> What to work on
Go through the entries below and say how many lines contain the string "Allows"; write only that number.

· · ·

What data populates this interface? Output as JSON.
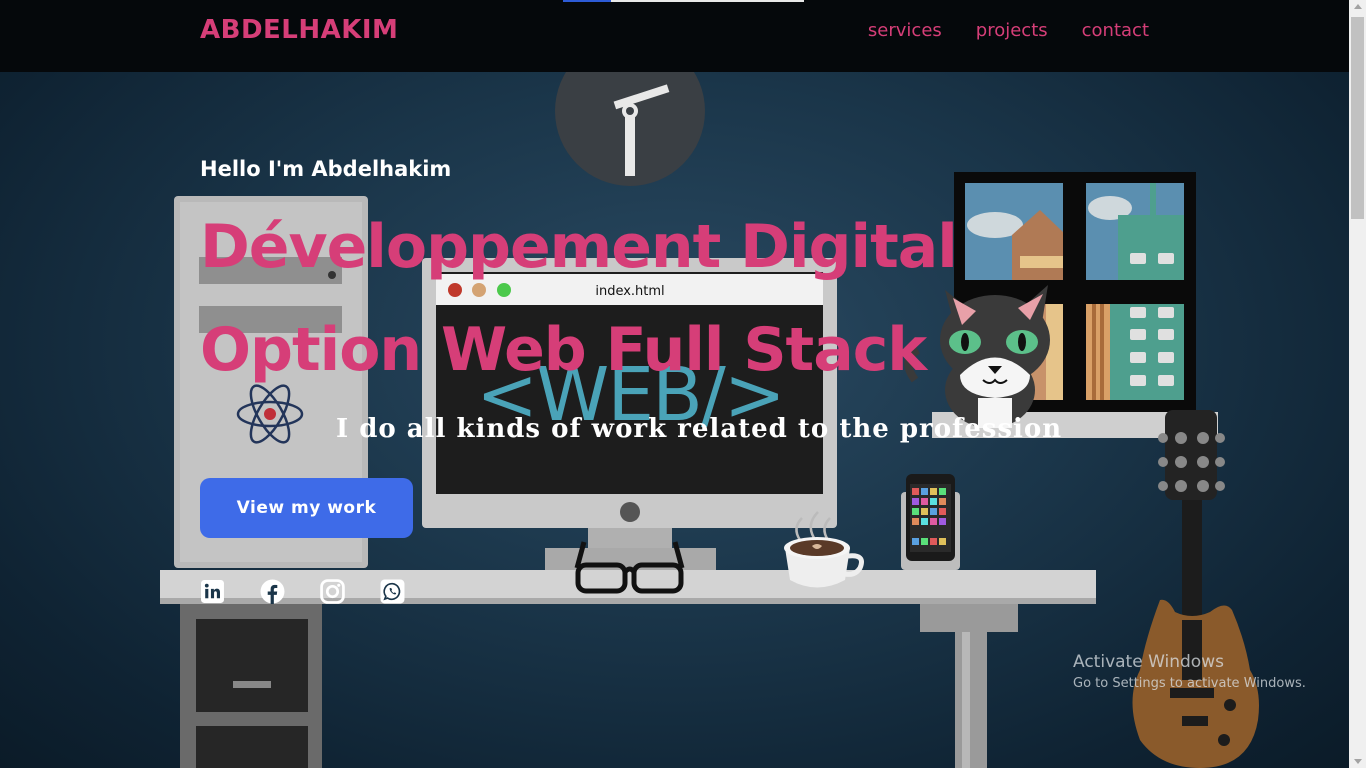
{
  "nav": {
    "brand": "ABDELHAKIM",
    "links": [
      "services",
      "projects",
      "contact"
    ],
    "scroll_progress_fraction": 0.2
  },
  "hero": {
    "greeting": "Hello I'm Abdelhakim",
    "title_line_1": "Développement Digital",
    "title_line_2": "Option Web Full Stack",
    "tagline": "I do all kinds of work related to the profession",
    "cta_label": "View my work"
  },
  "socials": [
    "linkedin-icon",
    "facebook-icon",
    "instagram-icon",
    "whatsapp-icon"
  ],
  "illustration": {
    "monitor_window_title": "index.html",
    "monitor_code_text": "<WEB/>"
  },
  "windows_watermark": {
    "title": "Activate Windows",
    "subtitle": "Go to Settings to activate Windows."
  },
  "colors": {
    "accent": "#d63e78",
    "button": "#3e6be8",
    "navbar": "#05080b"
  }
}
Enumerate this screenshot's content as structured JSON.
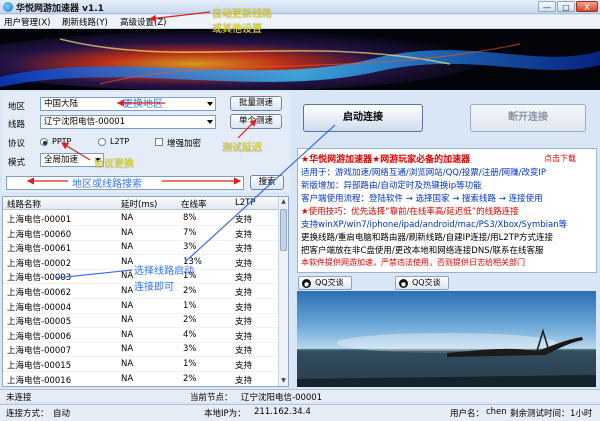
{
  "window": {
    "title": "华悦网游加速器 v1.1",
    "min": "—",
    "max": "□",
    "close": "X"
  },
  "menu": [
    "用户管理(X)",
    "刷新线路(Y)",
    "高级设置(Z)"
  ],
  "form": {
    "region_label": "地区",
    "region_value": "中国大陆",
    "line_label": "线路",
    "line_value": "辽宁沈阳电信-00001",
    "protocol_label": "协议",
    "proto_pptp": "PPTP",
    "proto_l2tp": "L2TP",
    "encrypt_label": "增强加密",
    "mode_label": "模式",
    "mode_value": "全局加速",
    "batch_test": "批量测速",
    "single_test": "单个测速",
    "search_value": "",
    "search_button": "搜索"
  },
  "table": {
    "headers": [
      "线路名称",
      "延时(ms)",
      "在线率",
      "L2TP"
    ],
    "rows": [
      [
        "上海电信-00001",
        "NA",
        "8%",
        "支持"
      ],
      [
        "上海电信-00060",
        "NA",
        "7%",
        "支持"
      ],
      [
        "上海电信-00061",
        "NA",
        "3%",
        "支持"
      ],
      [
        "上海电信-00002",
        "NA",
        "13%",
        "支持"
      ],
      [
        "上海电信-00003",
        "NA",
        "1%",
        "支持"
      ],
      [
        "上海电信-00062",
        "NA",
        "2%",
        "支持"
      ],
      [
        "上海电信-00004",
        "NA",
        "1%",
        "支持"
      ],
      [
        "上海电信-00005",
        "NA",
        "2%",
        "支持"
      ],
      [
        "上海电信-00006",
        "NA",
        "4%",
        "支持"
      ],
      [
        "上海电信-00007",
        "NA",
        "3%",
        "支持"
      ],
      [
        "上海电信-00015",
        "NA",
        "1%",
        "支持"
      ],
      [
        "上海电信-00016",
        "NA",
        "2%",
        "支持"
      ]
    ]
  },
  "actions": {
    "start": "启动连接",
    "reconnect": "断开连接"
  },
  "notice": {
    "line1": "★华悦网游加速器★网游玩家必备的加速器",
    "line1_link": "点击下载",
    "line2": "适用于：游戏加速/网络互通/浏览网站/QQ/投票/注册/网赚/改变IP",
    "line3": "新版增加：异部路由/自动定时及热键换ip等功能",
    "line4": "客户端使用流程：登陆软件 → 选择国家 → 搜索线路 → 连接使用",
    "line5": "★使用技巧：优先选择“靠前/在线率高/延迟低”的线路连接",
    "line6": "支持winXP/win7/iphone/ipad/android/mac/PS3/Xbox/Symbian等",
    "line7": "更换线路/重启电脑和路由器/刷新线路/自建IP连接/用L2TP方式连接",
    "line8": "把客户端放在非C盘使用/更改本地和网络连接DNS/联系在线客服",
    "line9": "本软件提供网游加速，严禁违法使用，否则提供日志给相关部门",
    "qq1": "QQ交谈",
    "qq2": "QQ交谈"
  },
  "status": {
    "conn_state": "未连接",
    "current_node_label": "当前节点：",
    "current_node_value": "辽宁沈阳电信-00001",
    "conn_mode_label": "连接方式：",
    "conn_mode_value": "自动",
    "local_ip_label": "本地IP为：",
    "local_ip_value": "211.162.34.4",
    "user_label": "用户名：",
    "user_value": "chen",
    "remaining_label": "剩余测试时间：",
    "remaining_value": "1小时"
  },
  "annotations": {
    "auto_update": "自动更新线路",
    "other_settings": "或其他设置",
    "change_region": "更换地区",
    "test_latency": "测试延迟",
    "protocol_change": "协议更换",
    "search_hint": "地区或线路搜索",
    "select_line": "选择线路启动",
    "connect_now": "连接即可"
  },
  "colors": {
    "annotation_yellow": "#f5e627",
    "annotation_blue": "#2f73ff",
    "notice_red": "#e00000",
    "notice_blue": "#0033cc"
  }
}
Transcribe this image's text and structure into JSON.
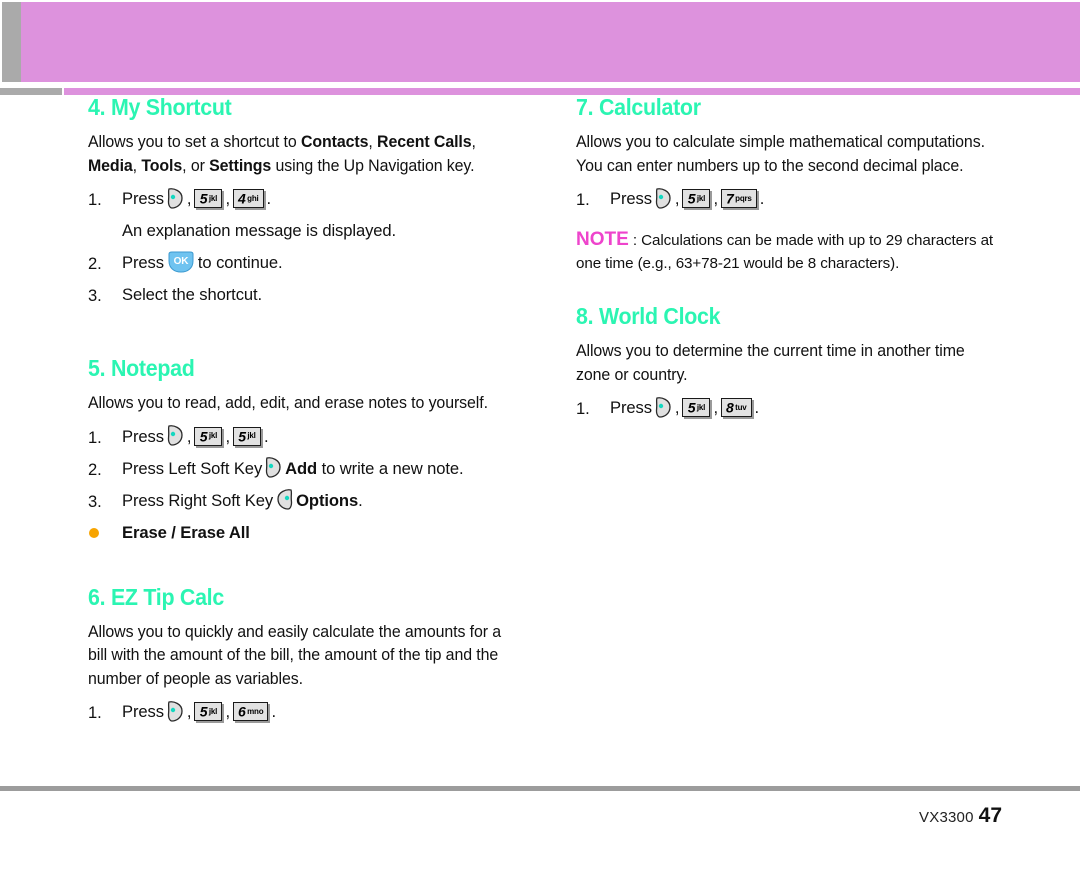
{
  "page": {
    "header_band_color": "#dd92dd",
    "header_tab_color": "#aaaaaa",
    "heading_color": "#2BF5B2",
    "note_color": "#EE44CC",
    "bullet_color": "#F7A400",
    "footer_rule_color": "#9c9c9c"
  },
  "footer": {
    "model": "VX3300",
    "page_number": "47"
  },
  "sections": {
    "my_shortcut": {
      "heading": "4. My Shortcut",
      "intro_a": "Allows you to set a shortcut to ",
      "intro_b1": "Contacts",
      "intro_c": ", ",
      "intro_b2": "Recent Calls",
      "intro_d": ",",
      "intro_b3": "Media",
      "intro_e": ", ",
      "intro_b4": "Tools",
      "intro_f": ", or ",
      "intro_b5": "Settings",
      "intro_g": " using the Up Navigation key.",
      "step1_num": "1.",
      "step1_press": "Press",
      "step1_comma1": ",",
      "step1_comma2": ",",
      "step1_period": ".",
      "step1_key1_digit": "5",
      "step1_key1_letters": "jkl",
      "step1_key2_digit": "4",
      "step1_key2_letters": "ghi",
      "step1_note": "An explanation message is displayed.",
      "step2_num": "2.",
      "step2_press": "Press",
      "step2_ok": "OK",
      "step2_tail": "to continue.",
      "step3_num": "3.",
      "step3_text": "Select the shortcut."
    },
    "notepad": {
      "heading": "5. Notepad",
      "intro": "Allows you to read, add, edit, and erase notes to yourself.",
      "step1_num": "1.",
      "step1_press": "Press",
      "step1_comma1": ",",
      "step1_comma2": ",",
      "step1_period": ".",
      "step1_key1_digit": "5",
      "step1_key1_letters": "jkl",
      "step1_key2_digit": "5",
      "step1_key2_letters": "jkl",
      "step2_num": "2.",
      "step2_lead": "Press Left Soft Key",
      "step2_bold": "Add",
      "step2_tail": "to write a new note.",
      "step3_num": "3.",
      "step3_lead": "Press Right Soft Key",
      "step3_bold": "Options",
      "step3_tail": ".",
      "bullet": "Erase / Erase All"
    },
    "ez_tip_calc": {
      "heading": "6. EZ Tip Calc",
      "intro": "Allows you to quickly and easily calculate the amounts for a bill with the amount of the bill, the amount of the tip and the number of people as variables.",
      "step1_num": "1.",
      "step1_press": "Press",
      "step1_comma1": ",",
      "step1_comma2": ",",
      "step1_period": ".",
      "step1_key1_digit": "5",
      "step1_key1_letters": "jkl",
      "step1_key2_digit": "6",
      "step1_key2_letters": "mno"
    },
    "calculator": {
      "heading": "7. Calculator",
      "intro": "Allows you to calculate simple mathematical computations. You can enter numbers up to the second decimal place.",
      "step1_num": "1.",
      "step1_press": "Press",
      "step1_comma1": ",",
      "step1_comma2": ",",
      "step1_period": ".",
      "step1_key1_digit": "5",
      "step1_key1_letters": "jkl",
      "step1_key2_digit": "7",
      "step1_key2_letters": "pqrs",
      "note_label": "NOTE",
      "note_text": " : Calculations can be made with up to 29 characters at one time (e.g., 63+78-21 would be 8 characters)."
    },
    "world_clock": {
      "heading": "8. World Clock",
      "intro": "Allows you to determine the current time in another time zone or country.",
      "step1_num": "1.",
      "step1_press": "Press",
      "step1_comma1": ",",
      "step1_comma2": ",",
      "step1_period": ".",
      "step1_key1_digit": "5",
      "step1_key1_letters": "jkl",
      "step1_key2_digit": "8",
      "step1_key2_letters": "tuv"
    }
  }
}
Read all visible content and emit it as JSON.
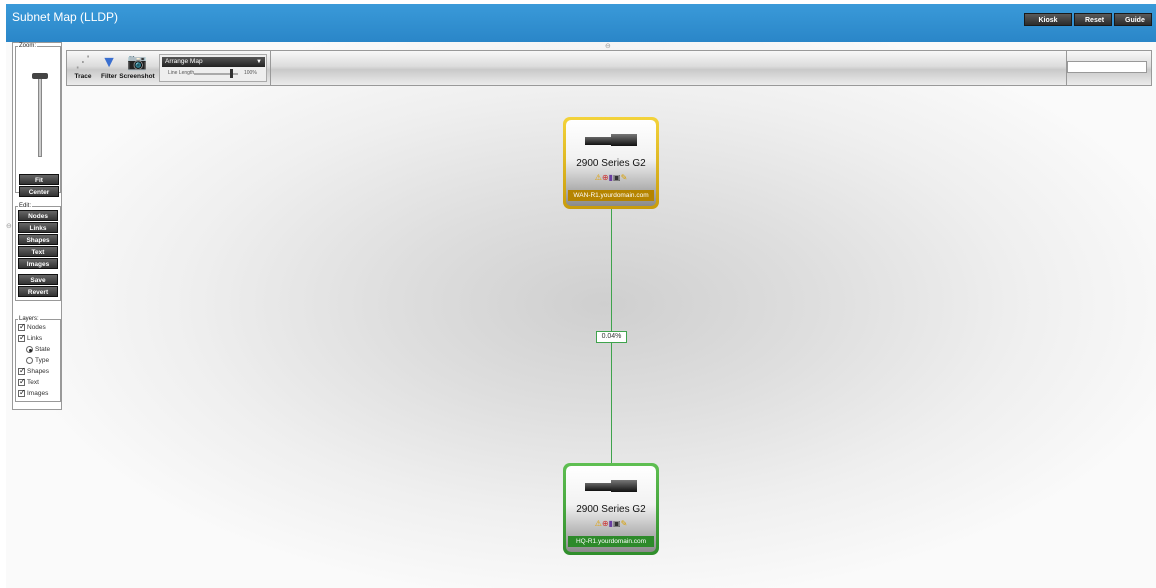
{
  "window": {
    "title": "Subnet Map (LLDP)"
  },
  "header_buttons": {
    "kiosk": "Kiosk",
    "reset": "Reset",
    "guide": "Guide"
  },
  "left_panel": {
    "zoom_legend": "Zoom:",
    "zoom_buttons": {
      "fit": "Fit",
      "center": "Center"
    },
    "edit_legend": "Edit:",
    "edit_buttons": [
      "Nodes",
      "Links",
      "Shapes",
      "Text",
      "Images"
    ],
    "save": "Save",
    "revert": "Revert",
    "layers_legend": "Layers:",
    "layers": {
      "nodes": "Nodes",
      "links": "Links",
      "state": "State",
      "type": "Type",
      "shapes": "Shapes",
      "text": "Text",
      "images": "Images"
    }
  },
  "toolbar": {
    "trace": "Trace",
    "filter": "Filter",
    "screenshot": "Screenshot",
    "arrange_selected": "Arrange Map",
    "line_length_label": "Line Length",
    "line_length_value": "100%",
    "search_value": ""
  },
  "map": {
    "link_label": "0.04%",
    "nodes": [
      {
        "model": "2900 Series G2",
        "hostname": "WAN-R1.yourdomain.com",
        "status_color": "#e8c21f"
      },
      {
        "model": "2900 Series G2",
        "hostname": "HQ-R1.yourdomain.com",
        "status_color": "#3e9e37"
      }
    ]
  },
  "icons": [
    "trace-icon",
    "filter-icon",
    "camera-icon",
    "warning-icon",
    "lifesaver-icon",
    "graph-icon",
    "printer-icon",
    "wrench-icon"
  ]
}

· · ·

> Exercise result
5